Page and application data records
******

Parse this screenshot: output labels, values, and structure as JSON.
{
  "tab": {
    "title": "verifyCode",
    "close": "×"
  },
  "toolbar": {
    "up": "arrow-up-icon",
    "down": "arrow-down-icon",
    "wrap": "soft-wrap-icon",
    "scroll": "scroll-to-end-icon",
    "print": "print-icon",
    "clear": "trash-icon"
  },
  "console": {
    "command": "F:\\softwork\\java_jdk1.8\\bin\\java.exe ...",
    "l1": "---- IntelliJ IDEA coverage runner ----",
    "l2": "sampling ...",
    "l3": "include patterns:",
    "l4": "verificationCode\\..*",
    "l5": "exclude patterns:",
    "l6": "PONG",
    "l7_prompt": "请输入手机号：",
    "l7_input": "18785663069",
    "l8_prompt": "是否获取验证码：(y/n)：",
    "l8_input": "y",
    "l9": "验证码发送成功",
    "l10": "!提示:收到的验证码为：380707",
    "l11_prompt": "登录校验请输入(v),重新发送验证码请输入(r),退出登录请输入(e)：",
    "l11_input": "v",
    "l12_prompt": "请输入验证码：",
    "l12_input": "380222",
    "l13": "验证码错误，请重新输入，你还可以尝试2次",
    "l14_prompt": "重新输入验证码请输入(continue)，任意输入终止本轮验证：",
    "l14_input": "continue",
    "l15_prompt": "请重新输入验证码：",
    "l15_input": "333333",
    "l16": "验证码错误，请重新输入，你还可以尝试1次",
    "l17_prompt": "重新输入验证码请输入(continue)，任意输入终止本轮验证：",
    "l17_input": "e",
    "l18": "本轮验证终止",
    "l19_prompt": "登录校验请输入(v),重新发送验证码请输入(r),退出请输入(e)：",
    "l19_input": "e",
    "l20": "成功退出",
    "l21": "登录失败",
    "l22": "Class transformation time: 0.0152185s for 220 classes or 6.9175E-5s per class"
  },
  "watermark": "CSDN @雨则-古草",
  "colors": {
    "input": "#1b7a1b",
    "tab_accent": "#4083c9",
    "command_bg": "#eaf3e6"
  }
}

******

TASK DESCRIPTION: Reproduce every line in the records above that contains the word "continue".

WRITTEN SOLUTION:
    "l14_prompt": "重新输入验证码请输入(continue)，任意输入终止本轮验证：",
    "l14_input": "continue",
    "l17_prompt": "重新输入验证码请输入(continue)，任意输入终止本轮验证：",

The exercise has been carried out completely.